- PDF, BIB, Poster, Data Repository
- Smith, J. B. L., M. Hamasaki, and M. Goto. 2017. Classifying derivative works with search, text, audio and video features. Proceedings of the International Conference on Multimedia and Expo. Hong Kong, China. 1428–33.
For every video posted by a famous musician on YouTube, you can find thousands of derivative works: cover songs, remixes, clips from live performances, lyric videos, and more. However, YouTube’s text-based search isn’t perfect: while it’s usually possible to deduce the content of a video from its title, some titles are misleading, and some search results don’t seem to match the query. So, we developed a system that could discover and classify derivative works automatically.
The algorithm pipeline is shown below. We process each song/artist query separately. After collecting as many potential derivative works as we can find (top), we extract (at left):
- search features (based on the ranks in the different keyword searches)
- text features (the title words filtered through a topic model)
- video features (a bag of standard features for classification, as well as any automatically detectable text)
Using these features, we make an initial guess about the video’s audio content (AC) and video content (VC). Then, with a short list of audio exemplars for each category (i.e., our most confidently-labeled examples), we can compute audio features. We propose a novel set of features that express how an audio file is related to others:

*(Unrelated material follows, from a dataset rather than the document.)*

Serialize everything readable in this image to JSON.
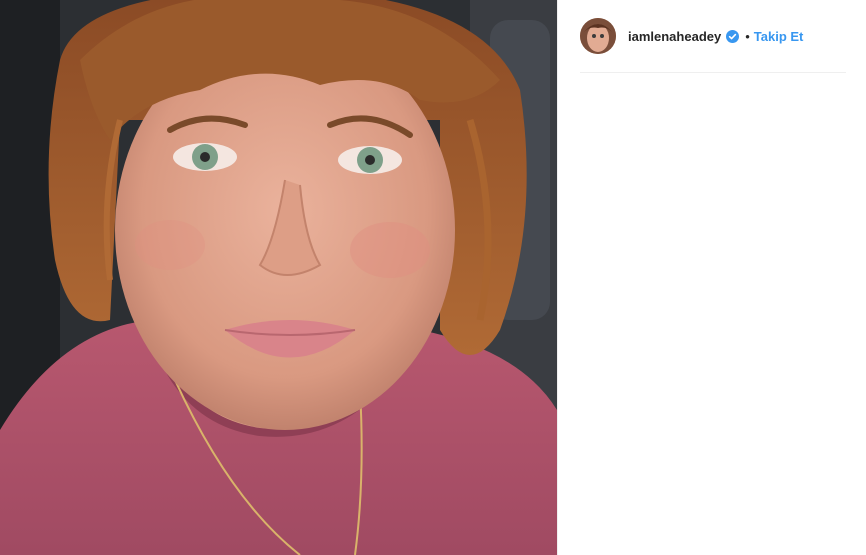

With this system in place, we can offer new ways of discovering music to users, such as Songrium, “a planetarium of music.” In Songrium, each original song is a star, and all of its derivatives are planets orbiting that star. You can explore derivatives according to category, travel between stars related by artist, and watch visualizations of each song along with the music video. [Our updated algorithm is currently being integrated into the YouTube portion of Songrium.]